▶ **WHAT YOU WILL DO**: Report each line of the data below in which "this" appears.

▶ **Element data from apps and pages**:
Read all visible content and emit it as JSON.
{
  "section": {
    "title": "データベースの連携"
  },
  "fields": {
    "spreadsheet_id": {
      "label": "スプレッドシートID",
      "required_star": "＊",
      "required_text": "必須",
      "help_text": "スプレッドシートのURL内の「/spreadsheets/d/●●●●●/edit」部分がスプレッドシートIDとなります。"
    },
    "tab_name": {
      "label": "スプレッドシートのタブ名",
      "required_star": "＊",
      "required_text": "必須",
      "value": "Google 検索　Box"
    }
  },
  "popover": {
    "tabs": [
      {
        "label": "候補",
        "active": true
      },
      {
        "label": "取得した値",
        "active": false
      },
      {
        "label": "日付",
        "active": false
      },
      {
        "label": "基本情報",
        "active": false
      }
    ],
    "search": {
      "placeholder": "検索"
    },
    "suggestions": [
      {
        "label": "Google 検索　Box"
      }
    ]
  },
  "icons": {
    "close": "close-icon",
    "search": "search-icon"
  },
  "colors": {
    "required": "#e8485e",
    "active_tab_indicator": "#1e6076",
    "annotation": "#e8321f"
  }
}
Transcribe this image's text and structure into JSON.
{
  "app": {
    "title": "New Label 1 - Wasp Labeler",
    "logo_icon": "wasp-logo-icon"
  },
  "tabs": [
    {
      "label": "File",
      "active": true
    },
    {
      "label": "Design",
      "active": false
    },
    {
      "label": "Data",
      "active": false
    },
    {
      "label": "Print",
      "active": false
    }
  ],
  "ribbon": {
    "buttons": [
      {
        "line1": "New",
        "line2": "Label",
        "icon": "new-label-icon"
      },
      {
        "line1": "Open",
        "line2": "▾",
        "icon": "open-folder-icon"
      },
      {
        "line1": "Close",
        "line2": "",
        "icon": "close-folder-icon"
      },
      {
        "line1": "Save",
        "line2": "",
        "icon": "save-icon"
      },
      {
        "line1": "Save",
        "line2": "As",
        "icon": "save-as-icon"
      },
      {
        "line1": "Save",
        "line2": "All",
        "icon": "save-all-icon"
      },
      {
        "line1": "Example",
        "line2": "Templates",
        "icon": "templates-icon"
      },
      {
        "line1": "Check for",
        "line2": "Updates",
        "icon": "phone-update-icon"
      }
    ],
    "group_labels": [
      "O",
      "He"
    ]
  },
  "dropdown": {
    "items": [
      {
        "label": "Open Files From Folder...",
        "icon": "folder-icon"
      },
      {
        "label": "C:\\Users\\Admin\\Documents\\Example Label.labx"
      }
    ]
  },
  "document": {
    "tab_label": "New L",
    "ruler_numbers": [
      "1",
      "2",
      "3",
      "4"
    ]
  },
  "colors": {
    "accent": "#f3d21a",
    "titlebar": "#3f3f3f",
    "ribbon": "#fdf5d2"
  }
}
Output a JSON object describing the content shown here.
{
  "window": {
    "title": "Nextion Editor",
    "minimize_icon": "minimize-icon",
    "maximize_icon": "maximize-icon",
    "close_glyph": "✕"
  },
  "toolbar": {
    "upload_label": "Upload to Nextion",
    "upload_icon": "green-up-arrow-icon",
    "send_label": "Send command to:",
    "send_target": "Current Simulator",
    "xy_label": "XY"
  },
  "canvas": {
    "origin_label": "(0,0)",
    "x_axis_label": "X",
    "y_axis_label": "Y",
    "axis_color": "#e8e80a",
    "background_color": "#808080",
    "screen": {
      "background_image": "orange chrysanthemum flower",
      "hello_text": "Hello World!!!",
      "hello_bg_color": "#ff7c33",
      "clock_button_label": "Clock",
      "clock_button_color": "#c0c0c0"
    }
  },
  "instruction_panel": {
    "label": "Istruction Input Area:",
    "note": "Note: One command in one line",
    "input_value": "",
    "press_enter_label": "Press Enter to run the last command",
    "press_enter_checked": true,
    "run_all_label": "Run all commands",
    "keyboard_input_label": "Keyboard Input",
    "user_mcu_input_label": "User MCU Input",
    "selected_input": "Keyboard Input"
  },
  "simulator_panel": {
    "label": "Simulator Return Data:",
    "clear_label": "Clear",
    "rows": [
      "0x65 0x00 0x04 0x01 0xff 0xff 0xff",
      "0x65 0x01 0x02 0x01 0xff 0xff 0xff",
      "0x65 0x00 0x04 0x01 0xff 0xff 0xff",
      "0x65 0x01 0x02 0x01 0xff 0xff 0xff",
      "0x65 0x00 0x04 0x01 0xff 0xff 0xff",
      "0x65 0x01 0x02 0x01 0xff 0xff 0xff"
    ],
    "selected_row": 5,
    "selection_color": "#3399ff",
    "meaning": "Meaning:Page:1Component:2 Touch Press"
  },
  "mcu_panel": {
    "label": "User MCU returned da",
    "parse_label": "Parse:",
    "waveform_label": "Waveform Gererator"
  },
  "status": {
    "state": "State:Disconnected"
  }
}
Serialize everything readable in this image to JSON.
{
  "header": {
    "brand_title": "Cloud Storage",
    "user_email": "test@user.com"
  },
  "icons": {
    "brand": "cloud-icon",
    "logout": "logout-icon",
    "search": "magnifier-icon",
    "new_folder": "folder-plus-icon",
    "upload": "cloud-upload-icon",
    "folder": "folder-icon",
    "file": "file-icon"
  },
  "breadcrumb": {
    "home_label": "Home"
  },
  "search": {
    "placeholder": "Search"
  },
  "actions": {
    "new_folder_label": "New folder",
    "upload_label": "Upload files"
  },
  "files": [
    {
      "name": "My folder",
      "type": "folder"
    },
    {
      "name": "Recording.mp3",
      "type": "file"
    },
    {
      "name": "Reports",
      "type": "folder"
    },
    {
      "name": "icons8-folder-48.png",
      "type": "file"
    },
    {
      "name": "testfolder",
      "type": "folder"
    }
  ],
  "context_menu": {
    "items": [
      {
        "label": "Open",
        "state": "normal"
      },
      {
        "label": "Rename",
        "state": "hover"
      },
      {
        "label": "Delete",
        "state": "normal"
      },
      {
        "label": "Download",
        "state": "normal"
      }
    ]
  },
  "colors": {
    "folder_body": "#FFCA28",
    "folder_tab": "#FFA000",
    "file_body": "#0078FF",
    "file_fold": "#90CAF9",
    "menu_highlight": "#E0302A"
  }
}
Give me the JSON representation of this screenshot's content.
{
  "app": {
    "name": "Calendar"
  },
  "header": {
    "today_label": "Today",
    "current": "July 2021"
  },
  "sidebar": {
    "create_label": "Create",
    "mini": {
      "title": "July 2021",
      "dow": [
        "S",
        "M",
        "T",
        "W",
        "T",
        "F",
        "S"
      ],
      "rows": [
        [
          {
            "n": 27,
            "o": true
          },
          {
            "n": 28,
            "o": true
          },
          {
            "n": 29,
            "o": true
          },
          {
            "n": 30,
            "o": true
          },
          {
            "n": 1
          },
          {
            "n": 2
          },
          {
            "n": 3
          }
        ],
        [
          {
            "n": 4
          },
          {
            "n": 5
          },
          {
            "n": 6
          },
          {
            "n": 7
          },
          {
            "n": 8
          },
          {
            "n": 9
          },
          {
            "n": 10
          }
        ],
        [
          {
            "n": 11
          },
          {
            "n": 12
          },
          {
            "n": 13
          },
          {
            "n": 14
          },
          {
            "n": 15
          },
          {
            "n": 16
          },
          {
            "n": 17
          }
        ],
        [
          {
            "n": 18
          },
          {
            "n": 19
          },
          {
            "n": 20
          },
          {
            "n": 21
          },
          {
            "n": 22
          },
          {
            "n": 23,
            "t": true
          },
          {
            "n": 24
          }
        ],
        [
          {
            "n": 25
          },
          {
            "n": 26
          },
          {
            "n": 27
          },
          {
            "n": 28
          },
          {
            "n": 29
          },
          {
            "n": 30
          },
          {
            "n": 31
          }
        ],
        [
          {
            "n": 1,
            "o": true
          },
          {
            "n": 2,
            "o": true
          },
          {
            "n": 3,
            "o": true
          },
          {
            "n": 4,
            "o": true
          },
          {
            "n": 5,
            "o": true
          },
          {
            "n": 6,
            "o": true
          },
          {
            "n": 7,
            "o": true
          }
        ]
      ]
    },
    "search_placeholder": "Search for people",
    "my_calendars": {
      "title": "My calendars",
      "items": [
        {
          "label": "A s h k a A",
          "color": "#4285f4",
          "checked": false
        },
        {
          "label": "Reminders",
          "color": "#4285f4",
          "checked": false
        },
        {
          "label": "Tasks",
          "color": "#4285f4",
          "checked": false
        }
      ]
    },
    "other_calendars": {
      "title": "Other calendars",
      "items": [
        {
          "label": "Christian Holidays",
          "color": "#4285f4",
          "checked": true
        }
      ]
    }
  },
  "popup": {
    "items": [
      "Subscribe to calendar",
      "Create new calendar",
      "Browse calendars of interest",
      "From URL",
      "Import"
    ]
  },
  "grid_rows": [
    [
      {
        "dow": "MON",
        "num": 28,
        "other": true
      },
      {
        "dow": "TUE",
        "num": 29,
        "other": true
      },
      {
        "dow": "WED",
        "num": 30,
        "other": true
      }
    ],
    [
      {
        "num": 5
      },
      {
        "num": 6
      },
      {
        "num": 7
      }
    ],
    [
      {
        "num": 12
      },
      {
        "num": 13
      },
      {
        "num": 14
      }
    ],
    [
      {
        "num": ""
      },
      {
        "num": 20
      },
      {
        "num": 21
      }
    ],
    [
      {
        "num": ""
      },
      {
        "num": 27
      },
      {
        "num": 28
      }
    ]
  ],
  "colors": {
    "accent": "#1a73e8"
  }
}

▶ **WRITTEN REPLY**:
Transcribe this image's text and structure into JSON.
Serialize everything readable in this image to JSON.
Give me the JSON representation of this screenshot's content.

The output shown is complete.